Today we revisit the innovative vocalist’s haunting allegorical film – 1988’s Book of Days.
Those familiar with the work of vocalist Meredith Monk likely know her as the innovative artist who has stretched her vocal cords in striking new directions. However, the ambitious experimental singer who transformed Western vocal music also reimagined several artistic disciplines—often blending and blurring forms in exciting and experimental ways. During her five-plus decades as a composer and choreographer, she has staged dances that were operas, operas that were dances, and mythical theatre pieces that were somehow both.
After groundbreaking vocal works including 1971’s Key and 1973’s Our Lady Of Late, Monk made her first foray into feature-length film with a live taping of Quarry. Her opera in three movements was accompanied by a silent short film of the same name.
Staged with her legendary theatre company The House, in 1975-1976, the opera shares similar themes with her subsequent masterwork, Book. The filmed piece concentrates on World War ll, and meditates on the darkness plaguing our society that, even when overcome, is somehow recycled into our history. With Quarry, Monk touches on the themes she would revisit in her own work — war, cruelty, intolerance, fascism, all viewed from the first-hand experience of a dying girl.
Considered to be one of the great stage acts of the 20th century, Monk spent more than a decade to work on her next project. In 1988 Monk took her first stab at a proper “narrative” film (albeit the way only she could).
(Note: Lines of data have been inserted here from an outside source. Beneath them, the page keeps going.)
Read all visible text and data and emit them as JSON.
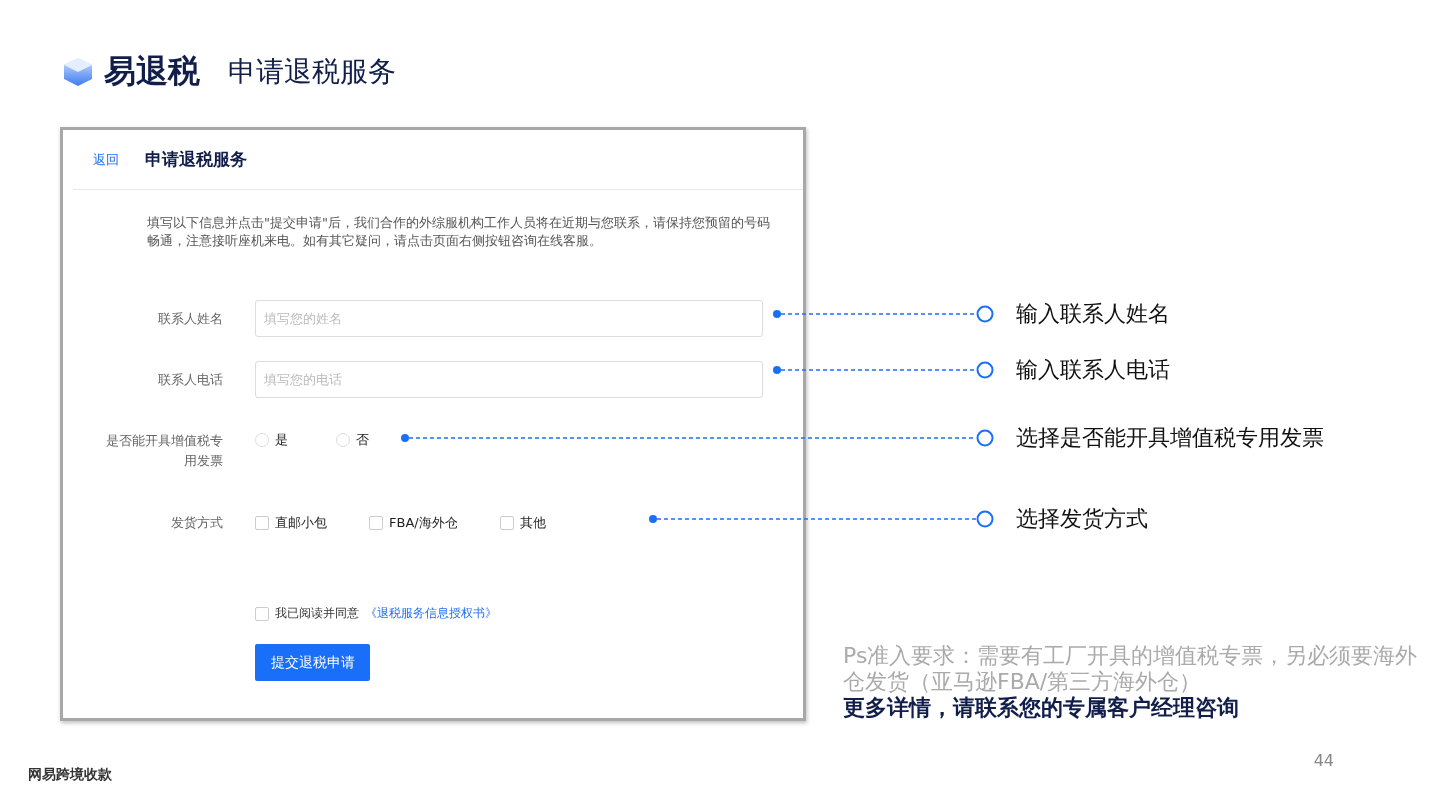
{
  "header": {
    "brand": "易退税",
    "title": "申请退税服务"
  },
  "form": {
    "back_link": "返回",
    "title": "申请退税服务",
    "intro": "填写以下信息并点击\"提交申请\"后，我们合作的外综服机构工作人员将在近期与您联系，请保持您预留的号码畅通，注意接听座机来电。如有其它疑问，请点击页面右侧按钮咨询在线客服。",
    "fields": [
      {
        "label": "联系人姓名",
        "placeholder": "填写您的姓名"
      },
      {
        "label": "联系人电话",
        "placeholder": "填写您的电话"
      }
    ],
    "invoice": {
      "label": "是否能开具增值税专用发票",
      "options": [
        {
          "label": "是",
          "selected": false
        },
        {
          "label": "否",
          "selected": false
        }
      ]
    },
    "shipping": {
      "label": "发货方式",
      "options": [
        {
          "label": "直邮小包",
          "checked": false
        },
        {
          "label": "FBA/海外仓",
          "checked": false
        },
        {
          "label": "其他",
          "checked": false
        }
      ]
    },
    "agreement": {
      "text": "我已阅读并同意",
      "link": "《退税服务信息授权书》",
      "checked": false
    },
    "submit": "提交退税申请"
  },
  "callouts": [
    {
      "text": "输入联系人姓名"
    },
    {
      "text": "输入联系人电话"
    },
    {
      "text": "选择是否能开具增值税专用发票"
    },
    {
      "text": "选择发货方式"
    }
  ],
  "note": {
    "text": "Ps准入要求：需要有工厂开具的增值税专票，另必须要海外仓发货（亚马逊FBA/第三方海外仓）",
    "emphasis": "更多详情，请联系您的专属客户经理咨询"
  },
  "footer": {
    "brand": "网易跨境收款",
    "page": "44"
  }
}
Book of Days is an experimental hybrid of medieval musical theatre, avant-garde choreography, and performance art, with a Bergman-esque pseudo-documentary feel that’s soundtracked by Monk and a twelve-voice ensemble. The haunting film tells the story of a young girl named Eva living in a Jewish community during the middle ages, an enclave that evokes raw stillness, a time before machines and the abrasive noise and speediness of modern-day. Eva begins to have prophetic visions of 20th-century technology and society that prompt her to draw strange objects on the walls. First a TV set, then a plane, then a gun.
A plague strikes the village and leads to a war between the Christian and Jewish communities — and the fight is over who’s to blame for a sudden pandemic. (Sound familiar?) A meditation on silence that’s constantly intruded by madness, it captures the essential joy and suffering of human nature.
For a proper film synopsis, Monk’s website explains the film: “Book of Days is a film about time, originally drawing parallels between the Middle Ages, a time of war, plague, and fear of the Apocalypse, with modern times of racial and religious conflict, the AIDS epidemic, and fear of nuclear annihilation. In light of the current pandemic of 2020, the cyclical nature of such phenomenon has made itself known once more. While the film provides no answers, it nevertheless is a tribute to vision and the imagination, and a poetic incantation of that which connects us.”
Music from the film was released on ECM that same year and stands as a bonafide masterpiece on its own. Monk integrates a similarly striking vocal stillness, composing a spatial soundtrack of primarily modal monophonic melodies that reference Jewish and Gregorian sacred songs. The result is a collection of profoundly moving recordings, epic and full of drama, that manages to combine the authentic 14th-century music with her revolutionary vocal innovations. Truly a transcendent work both in sound and form, only a pioneering experimentalist like Meredith could pull off.